An exhibit about radiology during the Nazi regime opened at the Diaspora Museum in Tel Aviv, Israel, in advance of International Holocaust Remembrance Day, April 16; two radiologists offered their unique perspectives on this dark chapter in scientific history.
The exhibit details how the Nazis used x-rays for castration, sterilization and to irradiate prisoners; X-rays also were used to diagnose diseases such as tuberculosis. Those who were diagnosed with the diseases were usually murdered immediately.
In addition, the exhibit tells the story of Jewish radiologists, who either fled the country or were forced into camps by the Nazis.
“Your fellow radiologists took a part in excluding their colleagues from the profession, did nothing to defend them and helped them to ultimately leave the country or looked away when they were killed,” Professor Norbert Hosten, MD, president of the German Radiological Society, said in an interview with TLV1.
Professor Jacob Sosna, chairman of the department of radiology at the Hadassah Medical Center and president of the Israel Radiological Association, said he first saw the exhibit when it opened in Germany in 2014. Sosna said he had an immediate reaction to the exhibit both as a Jewish man with familial ties to the holocaust and as a radiologist.
“I’m a son of holocaust survivors and, for me, the Holocaust means a lot,” Sosna said, also in the TLV1 interview. “From a professional perspective, seeing that my profession was used not only to treat people, but rather to harm them, is something that is problematic.”
Sosna said the exhibit led him to look back at the history of radiology, starting from the beginning.

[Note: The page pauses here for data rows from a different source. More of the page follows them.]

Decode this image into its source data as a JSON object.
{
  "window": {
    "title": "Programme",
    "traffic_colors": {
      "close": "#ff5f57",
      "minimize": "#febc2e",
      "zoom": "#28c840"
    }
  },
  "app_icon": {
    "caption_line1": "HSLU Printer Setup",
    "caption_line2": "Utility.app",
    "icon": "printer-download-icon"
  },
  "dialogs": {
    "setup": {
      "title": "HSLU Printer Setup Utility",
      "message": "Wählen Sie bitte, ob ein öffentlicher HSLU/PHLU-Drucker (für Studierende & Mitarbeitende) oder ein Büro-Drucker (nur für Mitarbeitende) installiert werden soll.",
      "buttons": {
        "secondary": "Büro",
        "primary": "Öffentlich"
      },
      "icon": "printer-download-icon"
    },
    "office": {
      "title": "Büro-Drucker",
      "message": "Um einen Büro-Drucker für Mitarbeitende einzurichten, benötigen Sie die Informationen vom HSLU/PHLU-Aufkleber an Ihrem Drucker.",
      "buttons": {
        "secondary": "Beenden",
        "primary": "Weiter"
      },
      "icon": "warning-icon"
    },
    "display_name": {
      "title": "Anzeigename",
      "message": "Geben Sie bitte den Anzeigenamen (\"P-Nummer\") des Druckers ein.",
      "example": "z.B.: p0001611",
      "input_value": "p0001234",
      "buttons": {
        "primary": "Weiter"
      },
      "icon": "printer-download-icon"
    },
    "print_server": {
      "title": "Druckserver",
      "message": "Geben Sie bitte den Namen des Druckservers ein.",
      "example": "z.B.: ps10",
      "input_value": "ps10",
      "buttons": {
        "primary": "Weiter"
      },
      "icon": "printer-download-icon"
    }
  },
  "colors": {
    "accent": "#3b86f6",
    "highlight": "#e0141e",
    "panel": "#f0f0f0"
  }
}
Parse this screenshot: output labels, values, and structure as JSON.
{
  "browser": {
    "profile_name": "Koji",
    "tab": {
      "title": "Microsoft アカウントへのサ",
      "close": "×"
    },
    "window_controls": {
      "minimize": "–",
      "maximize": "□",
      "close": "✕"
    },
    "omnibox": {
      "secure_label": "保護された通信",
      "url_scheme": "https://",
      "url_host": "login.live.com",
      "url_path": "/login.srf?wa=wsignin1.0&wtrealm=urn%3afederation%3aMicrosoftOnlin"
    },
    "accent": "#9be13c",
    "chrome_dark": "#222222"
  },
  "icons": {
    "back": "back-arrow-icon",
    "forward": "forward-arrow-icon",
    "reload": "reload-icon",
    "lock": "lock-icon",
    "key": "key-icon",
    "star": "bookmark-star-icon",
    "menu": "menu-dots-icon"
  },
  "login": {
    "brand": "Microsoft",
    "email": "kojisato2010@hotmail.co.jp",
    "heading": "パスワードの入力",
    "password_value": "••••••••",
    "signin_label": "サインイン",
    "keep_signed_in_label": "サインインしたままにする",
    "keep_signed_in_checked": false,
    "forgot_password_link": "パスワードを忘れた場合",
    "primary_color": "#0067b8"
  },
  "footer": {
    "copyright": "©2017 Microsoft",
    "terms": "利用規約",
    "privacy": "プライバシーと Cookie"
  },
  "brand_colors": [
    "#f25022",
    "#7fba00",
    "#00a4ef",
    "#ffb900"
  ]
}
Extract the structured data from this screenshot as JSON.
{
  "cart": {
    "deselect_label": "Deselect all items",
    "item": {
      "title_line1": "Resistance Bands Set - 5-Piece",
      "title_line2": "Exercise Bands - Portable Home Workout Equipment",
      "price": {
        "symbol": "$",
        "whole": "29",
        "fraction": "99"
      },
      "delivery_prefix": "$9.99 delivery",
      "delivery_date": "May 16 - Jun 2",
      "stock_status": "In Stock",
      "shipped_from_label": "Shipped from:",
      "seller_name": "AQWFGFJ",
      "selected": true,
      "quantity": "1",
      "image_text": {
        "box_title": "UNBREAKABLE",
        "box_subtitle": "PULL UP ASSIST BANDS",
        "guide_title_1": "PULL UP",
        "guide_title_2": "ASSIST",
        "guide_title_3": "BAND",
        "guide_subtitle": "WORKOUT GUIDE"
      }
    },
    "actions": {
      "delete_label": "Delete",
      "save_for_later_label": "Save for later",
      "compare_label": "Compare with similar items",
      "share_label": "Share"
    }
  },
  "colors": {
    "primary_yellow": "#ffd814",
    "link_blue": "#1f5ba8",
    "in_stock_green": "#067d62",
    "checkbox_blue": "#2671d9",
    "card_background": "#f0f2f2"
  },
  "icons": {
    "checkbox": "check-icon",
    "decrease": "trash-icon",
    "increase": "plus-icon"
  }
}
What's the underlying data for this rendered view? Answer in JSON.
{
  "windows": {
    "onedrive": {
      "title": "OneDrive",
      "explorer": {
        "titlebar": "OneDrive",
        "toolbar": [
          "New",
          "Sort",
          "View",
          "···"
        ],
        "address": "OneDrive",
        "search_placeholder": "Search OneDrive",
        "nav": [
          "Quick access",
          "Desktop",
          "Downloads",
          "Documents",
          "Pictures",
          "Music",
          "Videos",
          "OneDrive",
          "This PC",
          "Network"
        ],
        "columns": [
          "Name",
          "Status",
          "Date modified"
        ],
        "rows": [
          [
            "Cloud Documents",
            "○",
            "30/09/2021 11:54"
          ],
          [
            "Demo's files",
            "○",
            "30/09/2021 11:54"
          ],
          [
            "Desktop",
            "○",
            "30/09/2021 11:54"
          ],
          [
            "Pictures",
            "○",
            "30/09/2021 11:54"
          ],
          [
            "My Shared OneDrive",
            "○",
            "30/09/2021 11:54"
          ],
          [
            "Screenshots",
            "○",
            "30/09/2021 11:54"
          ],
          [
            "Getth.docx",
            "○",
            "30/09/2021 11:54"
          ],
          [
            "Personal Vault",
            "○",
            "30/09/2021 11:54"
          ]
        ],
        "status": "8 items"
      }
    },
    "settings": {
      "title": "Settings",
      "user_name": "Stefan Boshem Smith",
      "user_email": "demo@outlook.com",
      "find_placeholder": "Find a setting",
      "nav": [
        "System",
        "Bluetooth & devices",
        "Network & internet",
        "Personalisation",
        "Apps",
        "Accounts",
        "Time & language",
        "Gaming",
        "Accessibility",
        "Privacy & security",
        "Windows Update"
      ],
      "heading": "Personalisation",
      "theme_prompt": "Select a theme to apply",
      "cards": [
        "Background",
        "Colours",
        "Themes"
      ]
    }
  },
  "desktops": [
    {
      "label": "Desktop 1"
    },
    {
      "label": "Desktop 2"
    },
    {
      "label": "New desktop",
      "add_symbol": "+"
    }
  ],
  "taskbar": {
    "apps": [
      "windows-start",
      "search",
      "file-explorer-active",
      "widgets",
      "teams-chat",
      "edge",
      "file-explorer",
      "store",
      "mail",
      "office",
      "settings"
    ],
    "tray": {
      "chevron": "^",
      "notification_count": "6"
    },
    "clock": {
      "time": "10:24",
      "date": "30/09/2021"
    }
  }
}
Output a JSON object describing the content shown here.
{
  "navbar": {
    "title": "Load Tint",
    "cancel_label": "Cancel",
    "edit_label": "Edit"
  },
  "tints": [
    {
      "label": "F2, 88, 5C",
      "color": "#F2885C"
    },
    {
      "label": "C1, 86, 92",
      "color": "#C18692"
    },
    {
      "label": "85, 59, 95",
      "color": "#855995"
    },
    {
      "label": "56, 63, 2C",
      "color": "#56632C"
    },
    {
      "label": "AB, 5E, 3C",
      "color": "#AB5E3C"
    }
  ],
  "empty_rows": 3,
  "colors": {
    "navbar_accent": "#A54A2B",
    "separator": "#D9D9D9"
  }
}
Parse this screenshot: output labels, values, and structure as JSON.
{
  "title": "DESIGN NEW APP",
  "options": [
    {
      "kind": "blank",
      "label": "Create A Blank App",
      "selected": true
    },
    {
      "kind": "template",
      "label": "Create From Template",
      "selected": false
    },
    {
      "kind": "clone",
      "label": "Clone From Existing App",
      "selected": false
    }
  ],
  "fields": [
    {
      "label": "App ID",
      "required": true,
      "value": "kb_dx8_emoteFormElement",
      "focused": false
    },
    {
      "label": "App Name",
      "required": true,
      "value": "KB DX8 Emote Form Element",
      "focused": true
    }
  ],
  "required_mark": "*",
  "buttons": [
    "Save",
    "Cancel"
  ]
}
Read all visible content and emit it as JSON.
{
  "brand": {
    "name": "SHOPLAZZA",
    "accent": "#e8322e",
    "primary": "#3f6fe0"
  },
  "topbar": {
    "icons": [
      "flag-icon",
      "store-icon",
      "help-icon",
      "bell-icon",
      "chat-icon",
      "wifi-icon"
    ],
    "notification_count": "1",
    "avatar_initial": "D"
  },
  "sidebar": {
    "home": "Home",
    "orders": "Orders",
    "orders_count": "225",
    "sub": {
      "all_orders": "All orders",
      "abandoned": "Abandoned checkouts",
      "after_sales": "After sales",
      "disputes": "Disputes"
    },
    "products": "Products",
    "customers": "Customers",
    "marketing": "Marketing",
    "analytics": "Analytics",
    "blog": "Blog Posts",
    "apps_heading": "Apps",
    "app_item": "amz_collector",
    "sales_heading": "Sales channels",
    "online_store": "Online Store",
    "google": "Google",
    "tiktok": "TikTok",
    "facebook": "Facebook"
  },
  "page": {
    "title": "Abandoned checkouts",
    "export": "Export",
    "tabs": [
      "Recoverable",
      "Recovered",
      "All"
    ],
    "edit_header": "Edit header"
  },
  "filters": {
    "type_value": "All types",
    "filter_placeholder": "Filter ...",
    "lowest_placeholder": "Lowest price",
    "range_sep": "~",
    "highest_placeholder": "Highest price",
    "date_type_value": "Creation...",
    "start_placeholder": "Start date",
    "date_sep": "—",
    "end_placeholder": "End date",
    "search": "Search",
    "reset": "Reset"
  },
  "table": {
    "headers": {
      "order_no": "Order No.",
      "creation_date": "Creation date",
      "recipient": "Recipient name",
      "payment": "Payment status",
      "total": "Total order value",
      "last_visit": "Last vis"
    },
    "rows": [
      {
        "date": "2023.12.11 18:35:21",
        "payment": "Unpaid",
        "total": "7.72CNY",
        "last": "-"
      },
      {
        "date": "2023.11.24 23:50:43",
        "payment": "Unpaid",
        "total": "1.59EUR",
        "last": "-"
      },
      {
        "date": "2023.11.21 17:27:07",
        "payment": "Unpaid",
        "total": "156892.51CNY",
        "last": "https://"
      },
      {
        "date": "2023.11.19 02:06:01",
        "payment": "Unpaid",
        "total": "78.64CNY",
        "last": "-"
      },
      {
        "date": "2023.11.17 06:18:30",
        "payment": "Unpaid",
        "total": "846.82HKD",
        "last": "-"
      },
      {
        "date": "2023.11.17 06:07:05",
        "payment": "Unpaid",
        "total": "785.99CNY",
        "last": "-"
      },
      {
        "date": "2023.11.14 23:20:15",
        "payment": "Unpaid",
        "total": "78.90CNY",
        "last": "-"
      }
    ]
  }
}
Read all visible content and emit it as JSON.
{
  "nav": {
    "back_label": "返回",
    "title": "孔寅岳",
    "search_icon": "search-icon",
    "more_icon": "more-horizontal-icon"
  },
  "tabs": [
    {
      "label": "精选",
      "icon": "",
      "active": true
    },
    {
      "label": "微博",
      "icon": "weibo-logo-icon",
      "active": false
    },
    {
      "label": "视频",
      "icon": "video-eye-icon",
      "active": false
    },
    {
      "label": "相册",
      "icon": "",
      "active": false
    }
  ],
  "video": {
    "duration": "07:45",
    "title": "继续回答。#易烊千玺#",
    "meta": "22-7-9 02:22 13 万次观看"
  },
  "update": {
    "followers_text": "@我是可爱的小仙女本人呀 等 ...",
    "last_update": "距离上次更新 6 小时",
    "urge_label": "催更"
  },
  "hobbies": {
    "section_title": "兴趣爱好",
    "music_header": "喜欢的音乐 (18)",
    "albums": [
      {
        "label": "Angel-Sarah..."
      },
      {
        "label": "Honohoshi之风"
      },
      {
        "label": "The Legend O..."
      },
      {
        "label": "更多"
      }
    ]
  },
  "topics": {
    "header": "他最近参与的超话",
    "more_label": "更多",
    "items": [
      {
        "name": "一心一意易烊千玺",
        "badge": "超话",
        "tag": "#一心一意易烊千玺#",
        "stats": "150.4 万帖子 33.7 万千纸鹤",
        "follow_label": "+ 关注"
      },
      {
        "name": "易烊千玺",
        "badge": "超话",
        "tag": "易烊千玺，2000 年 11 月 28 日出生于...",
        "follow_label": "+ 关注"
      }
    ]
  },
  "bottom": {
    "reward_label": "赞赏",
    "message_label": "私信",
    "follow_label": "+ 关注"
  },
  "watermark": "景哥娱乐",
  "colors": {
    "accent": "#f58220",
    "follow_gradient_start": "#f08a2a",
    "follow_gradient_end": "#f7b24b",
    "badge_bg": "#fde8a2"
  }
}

“I was thinking that radiology started in 1895 when [Wilhelm] Röntgen invented the x-rays that were used for the benefit of mankind, and 50 years later, it was used in order to harm people,” Sosna said. “The contradiction and difference between that gave me the idea that we need to collaborate and have the personal as well as the professional aspects brought together.”
Professor Sosna pointed out that, even with his chosen career path, the exhibit introduced him to a lot of new information.
“I’m a radiologist and didn’t know about those aspects until last year,” Sosna said. “It was not something that was well known to the public.”
Hosten said that this is news to just about everyone, and it was only brought to the surface when a young German radiologist found out her grandfather was directly involved.
Now that this information is out, he has observed a generational difference in how radiologists are reacting. While the older generation simply don’t want to know about it, younger radiologists see the value of learning about the mistakes of the past.
“The younger generation said, ‘Well, that’s a very good thing that we looked at that, and it can teach us that, as a doctor, you should not just do what you are told, you should follow your own conscious,’” Hosten said.